(Saved data entries)
•••

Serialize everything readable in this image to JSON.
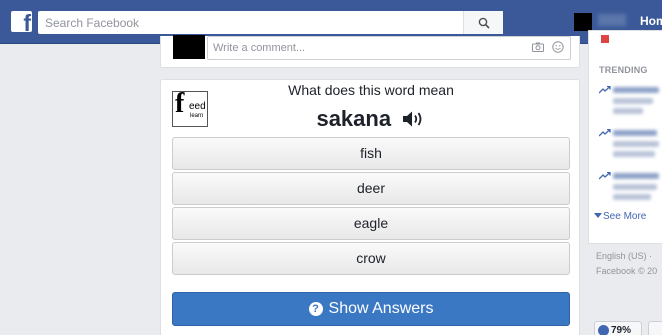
{
  "header": {
    "logo": "f",
    "search_placeholder": "Search Facebook",
    "home_label": "Hom"
  },
  "comment": {
    "placeholder": "Write a comment..."
  },
  "quiz": {
    "logo_letter": "f",
    "logo_line1": "eed",
    "logo_line2": "learn",
    "question": "What does this word mean",
    "word": "sakana",
    "options": [
      "fish",
      "deer",
      "eagle",
      "crow"
    ],
    "show_answers_label": "Show Answers",
    "show_answers_icon": "?"
  },
  "sidebar": {
    "trending_label": "TRENDING",
    "see_more_label": "See More",
    "language": "English (US) ·",
    "copyright": "Facebook © 20"
  },
  "status": {
    "percent": "79%"
  },
  "colors": {
    "brand_blue": "#3b5998",
    "button_blue": "#3a78c4",
    "page_bg": "#e9ebee"
  }
}
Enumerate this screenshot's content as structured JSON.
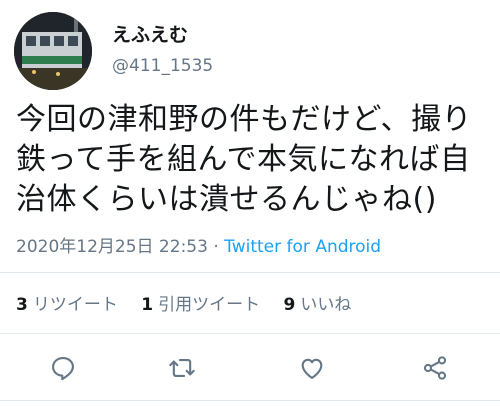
{
  "user": {
    "display_name": "えふえむ",
    "handle": "@411_1535"
  },
  "tweet": {
    "text": "今回の津和野の件もだけど、撮り\n鉄って手を組んで本気になれば自\n治体くらいは潰せるんじゃね()",
    "timestamp": "2020年12月25日 22:53",
    "separator": " · ",
    "source": "Twitter for Android"
  },
  "stats": {
    "retweets_count": "3",
    "retweets_label": "リツイート",
    "quotes_count": "1",
    "quotes_label": "引用ツイート",
    "likes_count": "9",
    "likes_label": "いいね"
  },
  "colors": {
    "text": "#14171a",
    "muted": "#657786",
    "link": "#1da1f2",
    "divider": "#e1e8ed"
  },
  "icons": [
    "reply-icon",
    "retweet-icon",
    "like-icon",
    "share-icon"
  ]
}
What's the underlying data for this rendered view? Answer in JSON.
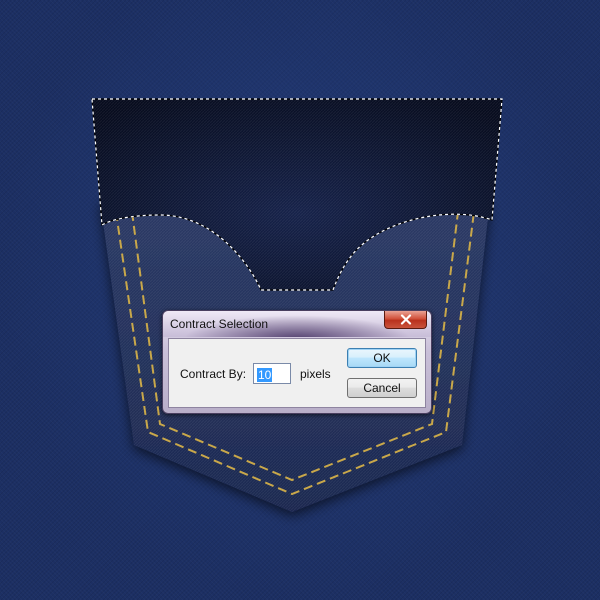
{
  "dialog": {
    "title": "Contract Selection",
    "field_label": "Contract By:",
    "field_value": "10",
    "unit": "pixels",
    "ok_label": "OK",
    "cancel_label": "Cancel",
    "close_icon": "close-icon"
  },
  "artwork": {
    "subject": "denim back pocket with dashed marching-ants selection",
    "colors": {
      "background": "#1c2f63",
      "pocket": "#1f2e55",
      "flap_selection": "#0d1530",
      "stitching": "#c9a84a",
      "selection_outline": "#ffffff"
    }
  }
}
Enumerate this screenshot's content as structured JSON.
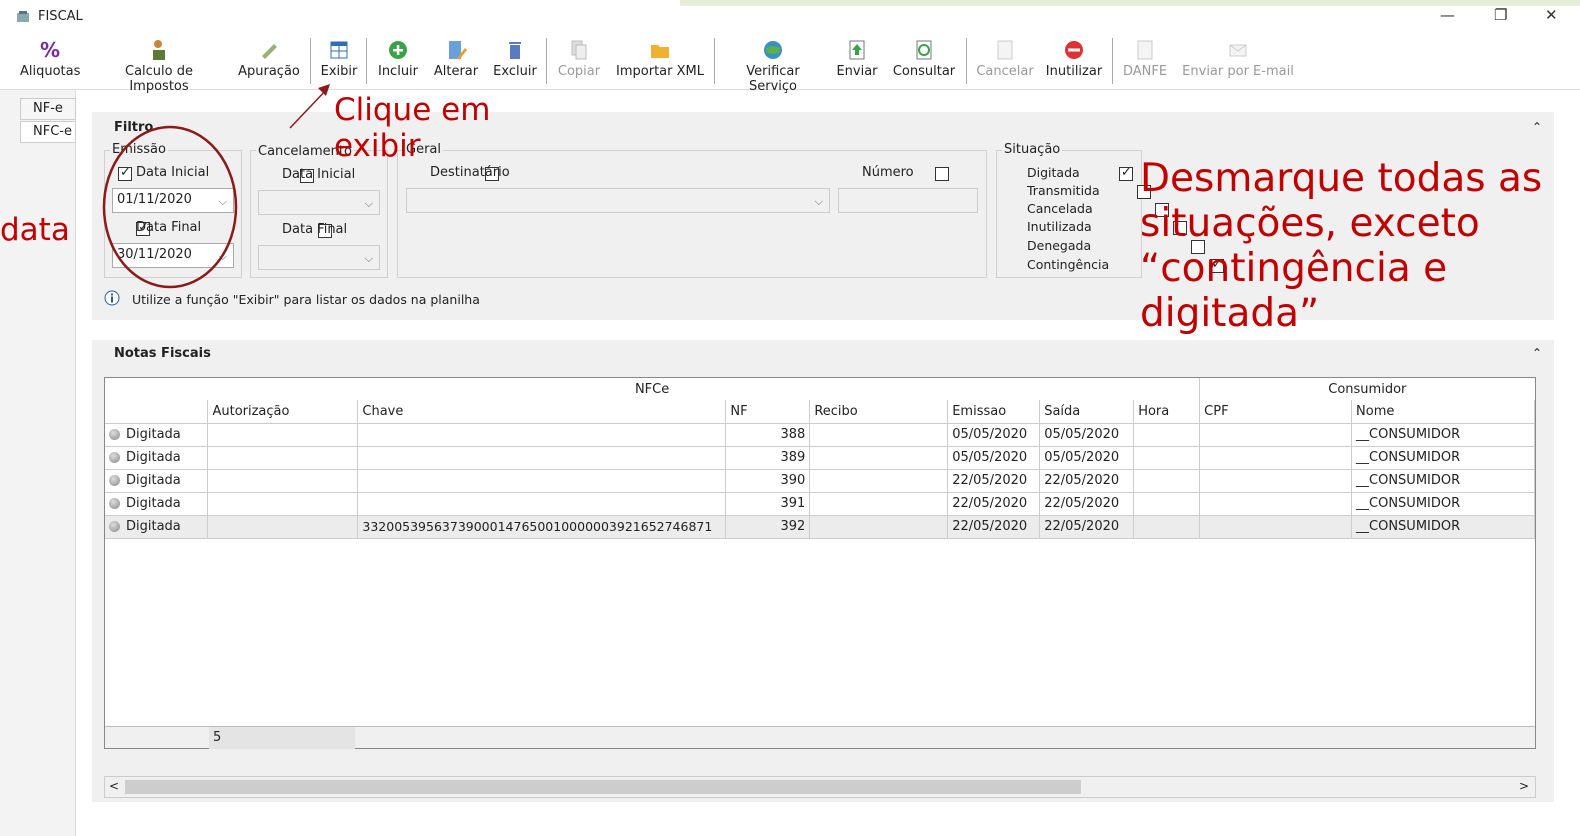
{
  "window": {
    "title": "FISCAL"
  },
  "toolbar": {
    "items": [
      {
        "label": "Aliquotas",
        "icon": "percent-icon",
        "enabled": true
      },
      {
        "label": "Calculo de Impostos",
        "icon": "calculator-person-icon",
        "enabled": true
      },
      {
        "label": "Apuração",
        "icon": "stamp-icon",
        "enabled": true
      },
      {
        "label": "Exibir",
        "icon": "grid-icon",
        "enabled": true
      },
      {
        "label": "Incluir",
        "icon": "plus-circle-icon",
        "enabled": true
      },
      {
        "label": "Alterar",
        "icon": "edit-doc-icon",
        "enabled": true
      },
      {
        "label": "Excluir",
        "icon": "trash-icon",
        "enabled": true
      },
      {
        "label": "Copiar",
        "icon": "copy-icon",
        "enabled": false
      },
      {
        "label": "Importar XML",
        "icon": "folder-icon",
        "enabled": true
      },
      {
        "label": "Verificar Serviço",
        "icon": "globe-icon",
        "enabled": true
      },
      {
        "label": "Enviar",
        "icon": "upload-doc-icon",
        "enabled": true
      },
      {
        "label": "Consultar",
        "icon": "refresh-doc-icon",
        "enabled": true
      },
      {
        "label": "Cancelar",
        "icon": "cancel-doc-icon",
        "enabled": false
      },
      {
        "label": "Inutilizar",
        "icon": "stop-icon",
        "enabled": true
      },
      {
        "label": "DANFE",
        "icon": "danfe-icon",
        "enabled": false
      },
      {
        "label": "Enviar por E-mail",
        "icon": "email-icon",
        "enabled": false
      }
    ]
  },
  "sidebar": {
    "tabs": [
      "NF-e",
      "NFC-e"
    ]
  },
  "filtro": {
    "title": "Filtro",
    "emissao": {
      "legend": "Emissão",
      "data_inicial_label": "Data Inicial",
      "data_inicial": "01/11/2020",
      "data_final_label": "Data Final",
      "data_final": "30/11/2020"
    },
    "cancelamento": {
      "legend": "Cancelamento",
      "data_inicial_label": "Data Inicial",
      "data_final_label": "Data Final"
    },
    "geral": {
      "legend": "Geral",
      "destinatario_label": "Destinatário",
      "numero_label": "Número"
    },
    "situacao": {
      "legend": "Situação",
      "items": [
        {
          "label": "Digitada",
          "checked": true
        },
        {
          "label": "Transmitida",
          "checked": false
        },
        {
          "label": "Cancelada",
          "checked": false
        },
        {
          "label": "Inutilizada",
          "checked": false
        },
        {
          "label": "Denegada",
          "checked": false
        },
        {
          "label": "Contingência",
          "checked": true
        }
      ]
    },
    "info": "Utilize a função \"Exibir\" para listar os dados na planilha"
  },
  "notas": {
    "title": "Notas Fiscais",
    "group_nfce": "NFCe",
    "group_consumidor": "Consumidor",
    "columns": [
      "",
      "Autorização",
      "Chave",
      "NF",
      "Recibo",
      "Emissao",
      "Saída",
      "Hora",
      "CPF",
      "Nome"
    ],
    "rows": [
      {
        "status": "Digitada",
        "autorizacao": "",
        "chave": "",
        "nf": "388",
        "recibo": "",
        "emissao": "05/05/2020",
        "saida": "05/05/2020",
        "hora": "",
        "cpf": "",
        "nome": "__CONSUMIDOR"
      },
      {
        "status": "Digitada",
        "autorizacao": "",
        "chave": "",
        "nf": "389",
        "recibo": "",
        "emissao": "05/05/2020",
        "saida": "05/05/2020",
        "hora": "",
        "cpf": "",
        "nome": "__CONSUMIDOR"
      },
      {
        "status": "Digitada",
        "autorizacao": "",
        "chave": "",
        "nf": "390",
        "recibo": "",
        "emissao": "22/05/2020",
        "saida": "22/05/2020",
        "hora": "",
        "cpf": "",
        "nome": "__CONSUMIDOR"
      },
      {
        "status": "Digitada",
        "autorizacao": "",
        "chave": "",
        "nf": "391",
        "recibo": "",
        "emissao": "22/05/2020",
        "saida": "22/05/2020",
        "hora": "",
        "cpf": "",
        "nome": "__CONSUMIDOR"
      },
      {
        "status": "Digitada",
        "autorizacao": "",
        "chave": "33200539563739000147650010000003921652746871",
        "nf": "392",
        "recibo": "",
        "emissao": "22/05/2020",
        "saida": "22/05/2020",
        "hora": "",
        "cpf": "",
        "nome": "__CONSUMIDOR"
      }
    ],
    "footer_count": "5"
  },
  "annotations": {
    "clique": "Clique em exibir",
    "data": "data",
    "desmarque": "Desmarque todas as situações, exceto “contingência e digitada”"
  },
  "colors": {
    "annotation": "#c00000"
  }
}
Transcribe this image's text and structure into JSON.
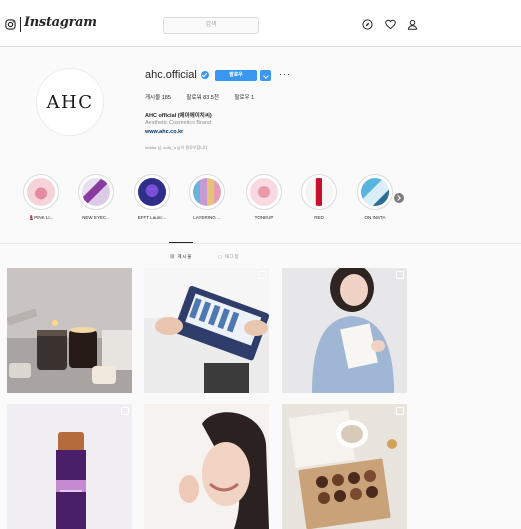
{
  "nav": {
    "logo_text": "Instagram",
    "search_placeholder": "검색",
    "icons": [
      "instagram-glyph-icon",
      "compass-icon",
      "heart-icon",
      "person-icon"
    ]
  },
  "profile": {
    "username": "ahc.official",
    "avatar_text": "AHC",
    "follow_label": "팔로우",
    "stats": {
      "posts": "게시물 185",
      "followers": "팔로워 83.5천",
      "following": "팔로우 1"
    },
    "bio_name": "AHC official (에이에이치씨)",
    "bio_category": "Aesthetic Cosmetics Brand",
    "bio_link": "www.ahc.co.kr",
    "followed_by": "lmaliia 님, sully_a 님이 팔로우합니다"
  },
  "highlights": [
    {
      "label": "💄PINK LI...",
      "color": "#f2b8c6"
    },
    {
      "label": "NEW EYEC...",
      "color": "#8a3c9e"
    },
    {
      "label": "EFFT Launc...",
      "color": "#2f2f8a"
    },
    {
      "label": "LAYERING ...",
      "color": "#c79ad6"
    },
    {
      "label": "TONEUP",
      "color": "#f0b9c3"
    },
    {
      "label": "RED",
      "color": "#c8102e"
    },
    {
      "label": "ON INSTA",
      "color": "#5ab4e0"
    }
  ],
  "tabs": {
    "posts": "게시물",
    "tagged": "태그됨"
  },
  "colors": {
    "accent": "#3897f0",
    "text": "#262626",
    "muted": "#8e8e8e",
    "link": "#00376b"
  }
}
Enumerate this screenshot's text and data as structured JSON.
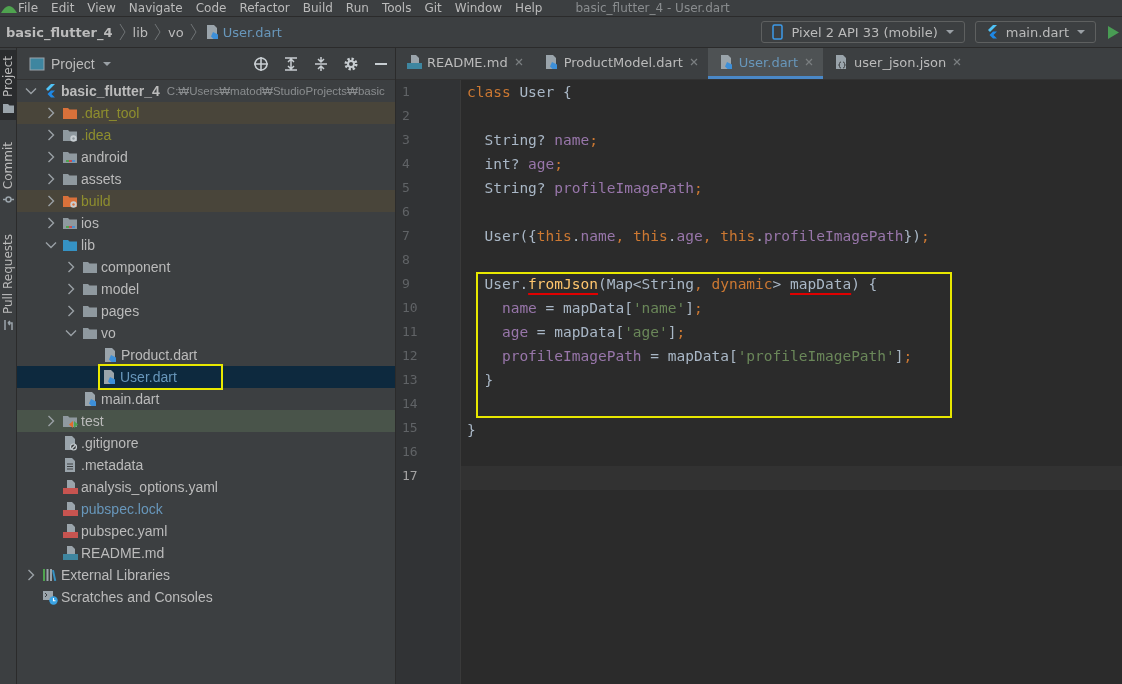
{
  "menu_bar": {
    "items": [
      "File",
      "Edit",
      "View",
      "Navigate",
      "Code",
      "Refactor",
      "Build",
      "Run",
      "Tools",
      "Git",
      "Window",
      "Help"
    ],
    "title": "basic_flutter_4 - User.dart"
  },
  "breadcrumbs": [
    {
      "label": "basic_flutter_4",
      "kind": "project",
      "modified": false
    },
    {
      "label": "lib",
      "kind": "folder",
      "modified": false
    },
    {
      "label": "vo",
      "kind": "folder",
      "modified": false
    },
    {
      "label": "User.dart",
      "kind": "dart-file",
      "modified": true
    }
  ],
  "run_toolbar": {
    "device": "Pixel 2 API 33 (mobile)",
    "configuration": "main.dart"
  },
  "tool_strip": [
    {
      "label": "Project",
      "kind": "project",
      "selected": true
    },
    {
      "label": "Commit",
      "kind": "commit",
      "selected": false
    },
    {
      "label": "Pull Requests",
      "kind": "pull-requests",
      "selected": false
    }
  ],
  "project_panel": {
    "view": "Project",
    "tree": [
      {
        "label": "basic_flutter_4",
        "path": "C:₩Users₩matod₩StudioProjects₩basic",
        "kind": "flutter",
        "expanded": true,
        "selected": false,
        "children": [
          {
            "label": ".dart_tool",
            "kind": "folder-excluded",
            "expanded": false,
            "selected": false,
            "ignored": true,
            "excluded": true
          },
          {
            "label": ".idea",
            "kind": "folder-config",
            "expanded": false,
            "selected": false,
            "ignored": true
          },
          {
            "label": "android",
            "kind": "folder-module",
            "expanded": false,
            "selected": false
          },
          {
            "label": "assets",
            "kind": "folder",
            "expanded": false,
            "selected": false
          },
          {
            "label": "build",
            "kind": "folder-excluded-config",
            "expanded": false,
            "selected": false,
            "ignored": true,
            "excluded": true
          },
          {
            "label": "ios",
            "kind": "folder-module",
            "expanded": false,
            "selected": false
          },
          {
            "label": "lib",
            "kind": "folder-source",
            "expanded": true,
            "selected": false,
            "children": [
              {
                "label": "component",
                "kind": "folder",
                "expanded": false,
                "selected": false
              },
              {
                "label": "model",
                "kind": "folder",
                "expanded": false,
                "selected": false
              },
              {
                "label": "pages",
                "kind": "folder",
                "expanded": false,
                "selected": false
              },
              {
                "label": "vo",
                "kind": "folder",
                "expanded": true,
                "selected": false,
                "children": [
                  {
                    "label": "Product.dart",
                    "kind": "dart-file",
                    "selected": false
                  },
                  {
                    "label": "User.dart",
                    "kind": "dart-file",
                    "selected": true,
                    "modified": true,
                    "highlighted": true
                  }
                ]
              },
              {
                "label": "main.dart",
                "kind": "dart-file",
                "selected": false
              }
            ]
          },
          {
            "label": "test",
            "kind": "folder-test",
            "expanded": false,
            "selected": false
          },
          {
            "label": ".gitignore",
            "kind": "ignore-file",
            "selected": false
          },
          {
            "label": ".metadata",
            "kind": "text-file",
            "selected": false
          },
          {
            "label": "analysis_options.yaml",
            "kind": "yaml-file",
            "selected": false
          },
          {
            "label": "pubspec.lock",
            "kind": "yaml-file",
            "selected": false,
            "modified": true
          },
          {
            "label": "pubspec.yaml",
            "kind": "yaml-file",
            "selected": false
          },
          {
            "label": "README.md",
            "kind": "md-file",
            "selected": false
          }
        ]
      },
      {
        "label": "External Libraries",
        "kind": "libraries",
        "expanded": false,
        "selected": false
      },
      {
        "label": "Scratches and Consoles",
        "kind": "scratches",
        "selected": false
      }
    ]
  },
  "editor": {
    "tabs": [
      {
        "label": "README.md",
        "kind": "md-file",
        "selected": false,
        "modified": false
      },
      {
        "label": "ProductModel.dart",
        "kind": "dart-file",
        "selected": false,
        "modified": false
      },
      {
        "label": "User.dart",
        "kind": "dart-file",
        "selected": true,
        "modified": true
      },
      {
        "label": "user_json.json",
        "kind": "json-file",
        "selected": false,
        "modified": false
      }
    ],
    "lines": [
      {
        "number": "1",
        "tokens": [
          {
            "text": "class",
            "kind": "keyword"
          },
          {
            "text": " User {",
            "kind": "plain"
          }
        ]
      },
      {
        "number": "2"
      },
      {
        "number": "3",
        "tokens": [
          {
            "text": "  String? ",
            "kind": "plain"
          },
          {
            "text": "name",
            "kind": "field"
          },
          {
            "text": ";",
            "kind": "keyword"
          }
        ]
      },
      {
        "number": "4",
        "tokens": [
          {
            "text": "  int? ",
            "kind": "plain"
          },
          {
            "text": "age",
            "kind": "field"
          },
          {
            "text": ";",
            "kind": "keyword"
          }
        ]
      },
      {
        "number": "5",
        "tokens": [
          {
            "text": "  String? ",
            "kind": "plain"
          },
          {
            "text": "profileImagePath",
            "kind": "field"
          },
          {
            "text": ";",
            "kind": "keyword"
          }
        ]
      },
      {
        "number": "6"
      },
      {
        "number": "7",
        "tokens": [
          {
            "text": "  User({",
            "kind": "plain"
          },
          {
            "text": "this",
            "kind": "keyword"
          },
          {
            "text": ".",
            "kind": "plain"
          },
          {
            "text": "name",
            "kind": "field"
          },
          {
            "text": ", ",
            "kind": "keyword"
          },
          {
            "text": "this",
            "kind": "keyword"
          },
          {
            "text": ".",
            "kind": "plain"
          },
          {
            "text": "age",
            "kind": "field"
          },
          {
            "text": ", ",
            "kind": "keyword"
          },
          {
            "text": "this",
            "kind": "keyword"
          },
          {
            "text": ".",
            "kind": "plain"
          },
          {
            "text": "profileImagePath",
            "kind": "field"
          },
          {
            "text": "})",
            "kind": "plain"
          },
          {
            "text": ";",
            "kind": "keyword"
          }
        ]
      },
      {
        "number": "8"
      },
      {
        "kind": "annotation-box",
        "lines": [
          {
            "number": "9",
            "tokens": [
              {
                "text": "  User.",
                "kind": "plain"
              },
              {
                "text": "fromJson",
                "kind": "function",
                "underlined": true
              },
              {
                "text": "(Map<String",
                "kind": "plain"
              },
              {
                "text": ", ",
                "kind": "keyword"
              },
              {
                "text": "dynamic",
                "kind": "keyword"
              },
              {
                "text": "> ",
                "kind": "plain"
              },
              {
                "text": "mapData",
                "kind": "plain",
                "underlined": true
              },
              {
                "text": ") {",
                "kind": "plain"
              }
            ]
          },
          {
            "number": "10",
            "tokens": [
              {
                "text": "    name",
                "kind": "field"
              },
              {
                "text": " = mapData[",
                "kind": "plain"
              },
              {
                "text": "'name'",
                "kind": "string"
              },
              {
                "text": "]",
                "kind": "plain"
              },
              {
                "text": ";",
                "kind": "keyword"
              }
            ]
          },
          {
            "number": "11",
            "tokens": [
              {
                "text": "    age",
                "kind": "field"
              },
              {
                "text": " = mapData[",
                "kind": "plain"
              },
              {
                "text": "'age'",
                "kind": "string"
              },
              {
                "text": "]",
                "kind": "plain"
              },
              {
                "text": ";",
                "kind": "keyword"
              }
            ]
          },
          {
            "number": "12",
            "tokens": [
              {
                "text": "    profileImagePath",
                "kind": "field"
              },
              {
                "text": " = mapData[",
                "kind": "plain"
              },
              {
                "text": "'profileImagePath'",
                "kind": "string"
              },
              {
                "text": "]",
                "kind": "plain"
              },
              {
                "text": ";",
                "kind": "keyword"
              }
            ]
          },
          {
            "number": "13",
            "tokens": [
              {
                "text": "  }",
                "kind": "plain"
              }
            ]
          },
          {
            "number": "14"
          }
        ]
      },
      {
        "number": "15",
        "tokens": [
          {
            "text": "}",
            "kind": "plain"
          }
        ]
      },
      {
        "number": "16"
      },
      {
        "number": "17",
        "current": true
      }
    ]
  }
}
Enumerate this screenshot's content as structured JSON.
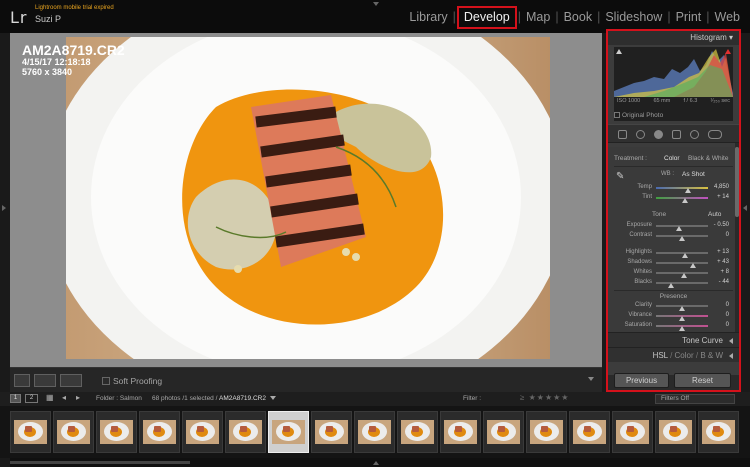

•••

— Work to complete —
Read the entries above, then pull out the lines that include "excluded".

— Written solution —
            "kind": "folder-excluded",
            "excluded": true
            "kind": "folder-excluded-config",
            "excluded": true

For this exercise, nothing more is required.